= Given data =

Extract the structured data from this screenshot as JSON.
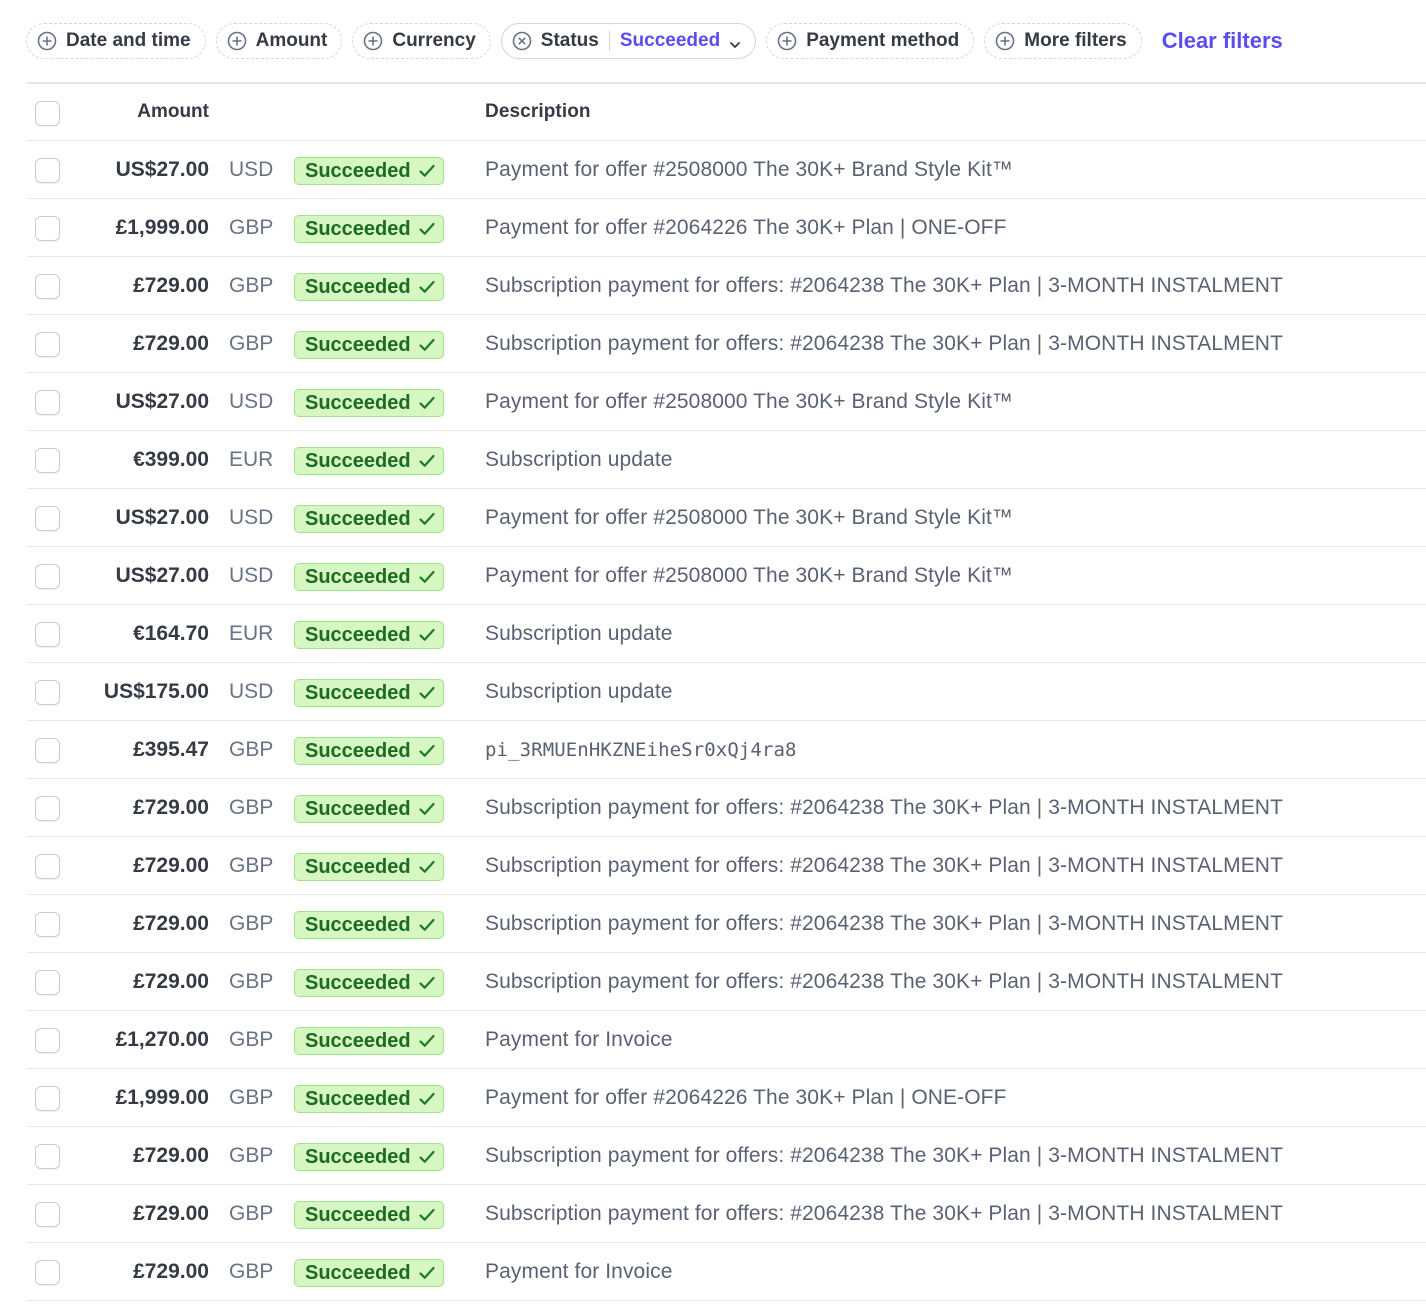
{
  "filters": {
    "date_and_time": "Date and time",
    "amount": "Amount",
    "currency": "Currency",
    "status": "Status",
    "status_value": "Succeeded",
    "payment_method": "Payment method",
    "more_filters": "More filters",
    "clear_filters": "Clear filters"
  },
  "table": {
    "headers": {
      "amount": "Amount",
      "description": "Description"
    },
    "rows": [
      {
        "amount": "US$27.00",
        "currency": "USD",
        "status": "Succeeded",
        "description": "Payment for offer #2508000 The 30K+ Brand Style Kit™"
      },
      {
        "amount": "£1,999.00",
        "currency": "GBP",
        "status": "Succeeded",
        "description": "Payment for offer #2064226 The 30K+ Plan | ONE-OFF"
      },
      {
        "amount": "£729.00",
        "currency": "GBP",
        "status": "Succeeded",
        "description": "Subscription payment for offers: #2064238 The 30K+ Plan | 3-MONTH INSTALMENT"
      },
      {
        "amount": "£729.00",
        "currency": "GBP",
        "status": "Succeeded",
        "description": "Subscription payment for offers: #2064238 The 30K+ Plan | 3-MONTH INSTALMENT"
      },
      {
        "amount": "US$27.00",
        "currency": "USD",
        "status": "Succeeded",
        "description": "Payment for offer #2508000 The 30K+ Brand Style Kit™"
      },
      {
        "amount": "€399.00",
        "currency": "EUR",
        "status": "Succeeded",
        "description": "Subscription update"
      },
      {
        "amount": "US$27.00",
        "currency": "USD",
        "status": "Succeeded",
        "description": "Payment for offer #2508000 The 30K+ Brand Style Kit™"
      },
      {
        "amount": "US$27.00",
        "currency": "USD",
        "status": "Succeeded",
        "description": "Payment for offer #2508000 The 30K+ Brand Style Kit™"
      },
      {
        "amount": "€164.70",
        "currency": "EUR",
        "status": "Succeeded",
        "description": "Subscription update"
      },
      {
        "amount": "US$175.00",
        "currency": "USD",
        "status": "Succeeded",
        "description": "Subscription update"
      },
      {
        "amount": "£395.47",
        "currency": "GBP",
        "status": "Succeeded",
        "description": "pi_3RMUEnHKZNEiheSr0xQj4ra8",
        "mono": true
      },
      {
        "amount": "£729.00",
        "currency": "GBP",
        "status": "Succeeded",
        "description": "Subscription payment for offers: #2064238 The 30K+ Plan | 3-MONTH INSTALMENT"
      },
      {
        "amount": "£729.00",
        "currency": "GBP",
        "status": "Succeeded",
        "description": "Subscription payment for offers: #2064238 The 30K+ Plan | 3-MONTH INSTALMENT"
      },
      {
        "amount": "£729.00",
        "currency": "GBP",
        "status": "Succeeded",
        "description": "Subscription payment for offers: #2064238 The 30K+ Plan | 3-MONTH INSTALMENT"
      },
      {
        "amount": "£729.00",
        "currency": "GBP",
        "status": "Succeeded",
        "description": "Subscription payment for offers: #2064238 The 30K+ Plan | 3-MONTH INSTALMENT"
      },
      {
        "amount": "£1,270.00",
        "currency": "GBP",
        "status": "Succeeded",
        "description": "Payment for Invoice"
      },
      {
        "amount": "£1,999.00",
        "currency": "GBP",
        "status": "Succeeded",
        "description": "Payment for offer #2064226 The 30K+ Plan | ONE-OFF"
      },
      {
        "amount": "£729.00",
        "currency": "GBP",
        "status": "Succeeded",
        "description": "Subscription payment for offers: #2064238 The 30K+ Plan | 3-MONTH INSTALMENT"
      },
      {
        "amount": "£729.00",
        "currency": "GBP",
        "status": "Succeeded",
        "description": "Subscription payment for offers: #2064238 The 30K+ Plan | 3-MONTH INSTALMENT"
      },
      {
        "amount": "£729.00",
        "currency": "GBP",
        "status": "Succeeded",
        "description": "Payment for Invoice"
      }
    ]
  },
  "colors": {
    "accent": "#5b4cf0",
    "success_bg": "#d7f7c2",
    "success_text": "#1c6b23"
  }
}
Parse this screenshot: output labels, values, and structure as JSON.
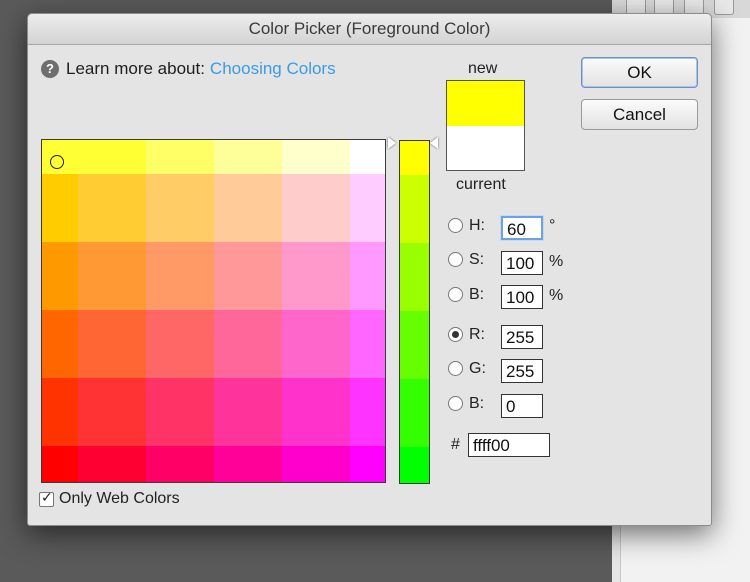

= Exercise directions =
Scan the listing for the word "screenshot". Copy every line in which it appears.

= Output below =
Extract the structured data from this screenshot as JSON.
Parse this screenshot: output labels, values, and structure as JSON.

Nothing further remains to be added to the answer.